TASK DETAILS ▸ Which of the lines in the data below contain the string "handle"? Copy each of them.

******************************

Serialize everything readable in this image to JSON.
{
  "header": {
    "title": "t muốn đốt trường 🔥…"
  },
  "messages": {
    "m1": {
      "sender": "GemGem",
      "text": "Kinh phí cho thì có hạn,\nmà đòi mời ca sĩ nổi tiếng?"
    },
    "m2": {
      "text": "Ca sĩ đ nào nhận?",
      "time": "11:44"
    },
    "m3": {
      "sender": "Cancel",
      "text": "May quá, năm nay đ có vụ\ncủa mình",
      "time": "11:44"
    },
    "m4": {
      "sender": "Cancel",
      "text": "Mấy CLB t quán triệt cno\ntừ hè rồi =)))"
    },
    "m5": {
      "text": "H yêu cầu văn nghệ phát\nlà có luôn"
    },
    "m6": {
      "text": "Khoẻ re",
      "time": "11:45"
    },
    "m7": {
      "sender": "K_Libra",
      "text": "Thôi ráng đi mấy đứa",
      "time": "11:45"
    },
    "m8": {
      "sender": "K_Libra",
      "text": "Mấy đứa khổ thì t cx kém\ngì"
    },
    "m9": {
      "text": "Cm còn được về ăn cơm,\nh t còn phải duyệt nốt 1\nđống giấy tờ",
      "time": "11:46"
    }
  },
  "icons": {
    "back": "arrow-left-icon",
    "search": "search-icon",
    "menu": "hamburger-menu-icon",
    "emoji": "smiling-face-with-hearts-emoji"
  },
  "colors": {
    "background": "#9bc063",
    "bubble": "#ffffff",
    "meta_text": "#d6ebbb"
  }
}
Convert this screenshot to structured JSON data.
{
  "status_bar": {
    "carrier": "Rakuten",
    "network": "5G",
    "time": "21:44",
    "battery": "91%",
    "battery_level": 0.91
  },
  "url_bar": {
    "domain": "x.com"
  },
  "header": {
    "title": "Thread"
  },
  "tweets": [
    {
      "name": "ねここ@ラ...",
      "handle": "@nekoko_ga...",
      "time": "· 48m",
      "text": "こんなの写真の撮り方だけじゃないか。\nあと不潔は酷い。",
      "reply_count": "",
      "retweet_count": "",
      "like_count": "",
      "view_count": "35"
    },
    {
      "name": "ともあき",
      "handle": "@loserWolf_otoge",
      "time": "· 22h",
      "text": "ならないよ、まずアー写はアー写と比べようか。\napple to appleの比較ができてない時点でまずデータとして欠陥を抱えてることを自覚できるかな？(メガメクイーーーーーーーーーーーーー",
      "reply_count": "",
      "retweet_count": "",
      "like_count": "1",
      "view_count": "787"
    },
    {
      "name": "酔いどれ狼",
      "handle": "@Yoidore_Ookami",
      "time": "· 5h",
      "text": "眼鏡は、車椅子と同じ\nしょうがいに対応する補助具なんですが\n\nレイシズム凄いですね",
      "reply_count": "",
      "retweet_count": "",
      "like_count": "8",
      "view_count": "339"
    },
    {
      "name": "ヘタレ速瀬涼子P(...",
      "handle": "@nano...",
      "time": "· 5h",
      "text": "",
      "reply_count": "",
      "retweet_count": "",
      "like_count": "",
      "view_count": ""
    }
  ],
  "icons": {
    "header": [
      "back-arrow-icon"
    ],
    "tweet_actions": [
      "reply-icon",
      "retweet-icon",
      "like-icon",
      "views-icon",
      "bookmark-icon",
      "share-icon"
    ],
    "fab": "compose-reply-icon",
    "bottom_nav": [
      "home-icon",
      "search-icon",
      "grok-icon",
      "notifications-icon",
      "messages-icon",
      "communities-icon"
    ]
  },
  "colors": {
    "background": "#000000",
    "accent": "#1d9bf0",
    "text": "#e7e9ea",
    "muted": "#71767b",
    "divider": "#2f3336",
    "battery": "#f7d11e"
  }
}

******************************

OUTPUT FOR THIS TASK ▸
      "handle": "@nekoko_ga...",
      "handle": "@loserWolf_otoge",
      "handle": "@Yoidore_Ookami",
      "handle": "@nano...",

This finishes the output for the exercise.